Search the entries for the word "icon". Copy every line where it turns up.
Top of RECORD EXCERPTS
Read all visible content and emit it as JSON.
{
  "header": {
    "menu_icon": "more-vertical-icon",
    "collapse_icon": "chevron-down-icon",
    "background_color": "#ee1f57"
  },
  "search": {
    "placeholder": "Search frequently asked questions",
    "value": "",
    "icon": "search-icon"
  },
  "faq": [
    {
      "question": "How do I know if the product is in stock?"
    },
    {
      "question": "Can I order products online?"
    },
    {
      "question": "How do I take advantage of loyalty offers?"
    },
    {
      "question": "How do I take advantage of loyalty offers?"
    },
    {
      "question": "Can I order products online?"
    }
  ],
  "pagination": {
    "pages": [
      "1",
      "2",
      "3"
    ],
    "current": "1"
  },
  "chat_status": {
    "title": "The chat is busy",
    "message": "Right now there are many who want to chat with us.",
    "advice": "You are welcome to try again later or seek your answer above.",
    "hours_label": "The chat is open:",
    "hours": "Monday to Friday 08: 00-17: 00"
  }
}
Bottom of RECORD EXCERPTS
— WRITTEN ANSWER —
    "menu_icon": "more-vertical-icon",
    "collapse_icon": "chevron-down-icon",
    "icon": "search-icon"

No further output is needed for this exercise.